→ **Exercise directions**
The response must contain every line below in which "tagged" appears.

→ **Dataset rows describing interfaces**
################

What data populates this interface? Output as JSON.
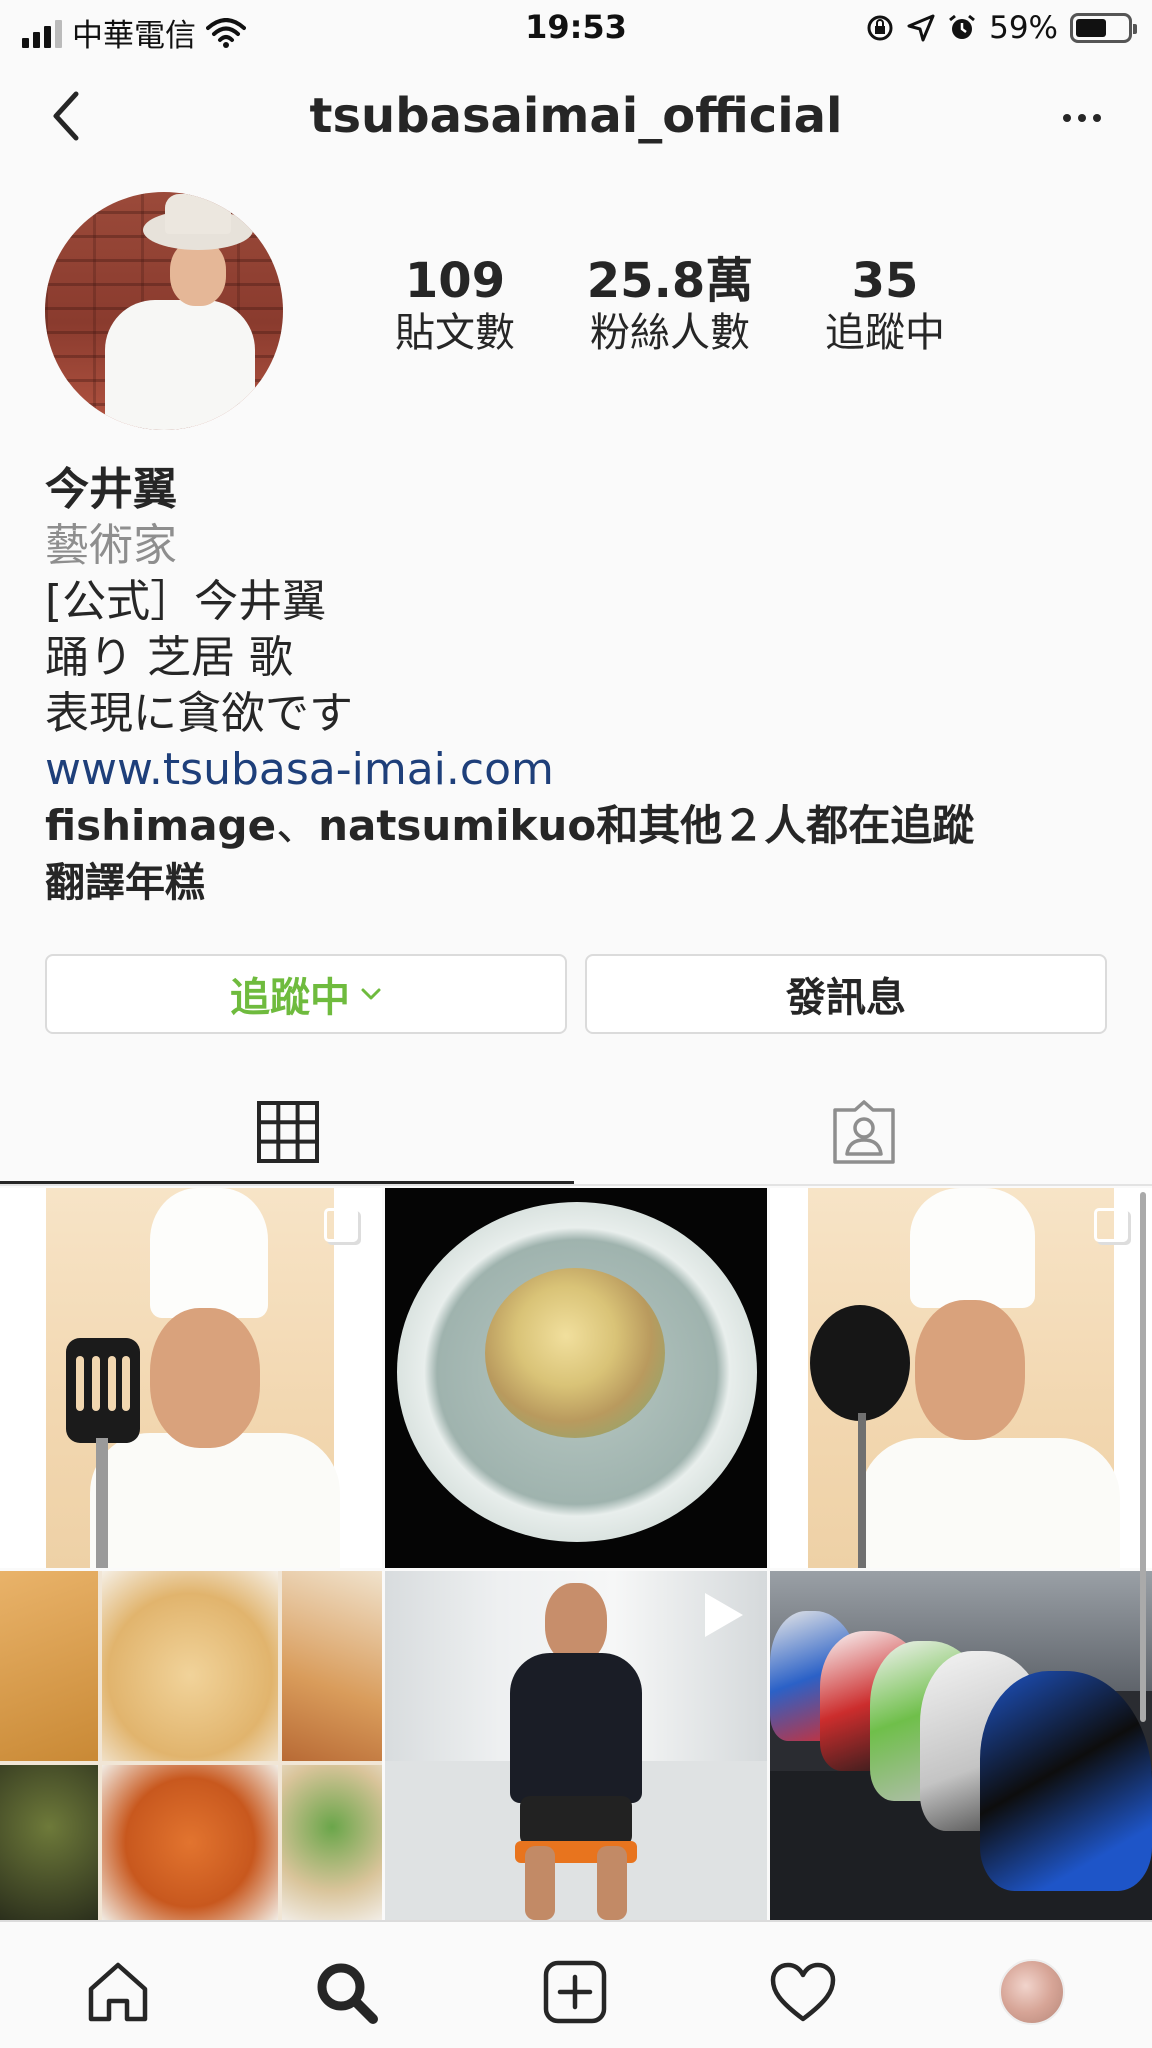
{
  "status_bar": {
    "carrier": "中華電信",
    "time": "19:53",
    "battery_percent": "59%",
    "battery_level": 0.59,
    "icons": [
      "signal-icon",
      "wifi-icon",
      "screen-lock-icon",
      "location-icon",
      "alarm-icon",
      "battery-icon"
    ]
  },
  "header": {
    "username": "tsubasaimai_official",
    "back_icon": "chevron-left-icon",
    "more_icon": "more-horizontal-icon"
  },
  "profile": {
    "stats": [
      {
        "value": "109",
        "label": "貼文數"
      },
      {
        "value": "25.8萬",
        "label": "粉絲人數"
      },
      {
        "value": "35",
        "label": "追蹤中"
      }
    ],
    "name": "今井翼",
    "category": "藝術家",
    "bio_lines": [
      "[公式］今井翼",
      "踊り 芝居 歌",
      "表現に貪欲です"
    ],
    "website": "www.tsubasa-imai.com",
    "followed_by": {
      "user1": "fishimage",
      "separator": "、",
      "user2": "natsumikuo",
      "suffix": "和其他２人都在追蹤"
    },
    "translate": "翻譯年糕"
  },
  "actions": {
    "following_label": "追蹤中",
    "message_label": "發訊息",
    "following_color": "#6fbb3e"
  },
  "tabs": [
    {
      "name": "posts-grid",
      "icon": "grid-icon",
      "active": true
    },
    {
      "name": "tagged",
      "icon": "tagged-person-icon",
      "active": false
    }
  ],
  "posts": [
    {
      "kind": "image",
      "multi": true
    },
    {
      "kind": "image",
      "multi": false
    },
    {
      "kind": "image",
      "multi": true
    },
    {
      "kind": "image",
      "multi": false
    },
    {
      "kind": "video",
      "multi": false
    },
    {
      "kind": "image",
      "multi": false
    }
  ],
  "bottom_nav": [
    {
      "icon": "home-icon"
    },
    {
      "icon": "search-icon",
      "active": true
    },
    {
      "icon": "add-post-icon"
    },
    {
      "icon": "heart-icon"
    },
    {
      "icon": "profile-avatar"
    }
  ]
}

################

→ **Task answer**
      "name": "tagged",
      "icon": "tagged-person-icon",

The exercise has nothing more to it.